What defines our core? The main muscles in the core are the rectus abdominis, obliques, transverse abdominis, and some back musculature.  This area supports your trunk, your posture and allows us to stand erect. There are “guidelines” out there that state that a separation of two fingers or less in your abdomen is optimal to effectively exercise. This is a myth. The gap between your abdominal muscles is not related to proper exercising, core strength or control. For example, some people demonstrate excellent core control with a three-finger separation of abdominals while some people have a bulging abdominal wall with a two-finger separation. Whether you have a two- or three- finger separation between abdominal muscles, you can still have strong core function. However, a doming or bulging abdominal wall, during core exercise, determines how much your core can handle. When there is doming, the abdominal wall is not strong enough to work against the intra-abdominal pressure inside your trunk. The muscle is not able to support the organs internally and a bulge may appear along the abdominal wall. 

Often after delivery, a woman may feel mushiness and deflation in her core. When she starts to rebuild core strength, she should focus on the specific muscles that need to be strengthened. If you have a good sense of where your rectus abdominis, obliques, and transverse abdominis are located, then you can safely and effectively strengthen the proper muscles, eventually adding more challenging movements.  

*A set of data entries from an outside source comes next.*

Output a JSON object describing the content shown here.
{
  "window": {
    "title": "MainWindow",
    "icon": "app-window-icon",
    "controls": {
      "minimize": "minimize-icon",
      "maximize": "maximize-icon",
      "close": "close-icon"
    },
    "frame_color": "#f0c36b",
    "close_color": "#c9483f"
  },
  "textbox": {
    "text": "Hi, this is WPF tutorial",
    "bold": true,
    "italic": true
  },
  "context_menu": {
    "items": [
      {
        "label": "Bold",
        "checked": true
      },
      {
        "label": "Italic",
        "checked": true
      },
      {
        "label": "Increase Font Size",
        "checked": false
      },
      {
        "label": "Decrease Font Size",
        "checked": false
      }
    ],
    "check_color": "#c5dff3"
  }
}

Physical therapists educate patients on what exercises are safe and what exercises are unsafe for treating diastasis recti. Each person is unique depending on:

  1. Their baseline muscle tone

  2. Their muscle weakness 

  3. How well they manage abdominal pressure and if they have doming during certain movement

Core exercises are good for diastasis, but you want to know which exercises are the most appropriate for you. These are questions to ask yourself and a pelvic floor physical therapist:

  1. Do I know where my pelvic floor is and can I contract it?  

  2. Do I know where my transverse abdominals are and can I contract them? 

  3. Can I contract my pelvic floor simultaneously with my transverse abdominals? 

If the answer to any one of these three questions is NO, then speak with a pelvic floor physical therapist.

  1. When I do core exercises do I lose engage my transverse abdominals and pelvic floor? You should be able to engage these for a certain amount of time.  

  2. Does my abdominal wall bulge during exercises, especially during core exercise?

If the answer to either of these two questions is YES, then speak with a pelvic floor physical therapist.

Thinking through these questions and answers, and speaking with a pelvic floor physical therapist will provide a more effective treatment plan, as compared to following a list of internet-found exercises that are not specific to your needs. Your physical therapist can tailor a specific program for you. The result will be an effective and enjoyable exercise program.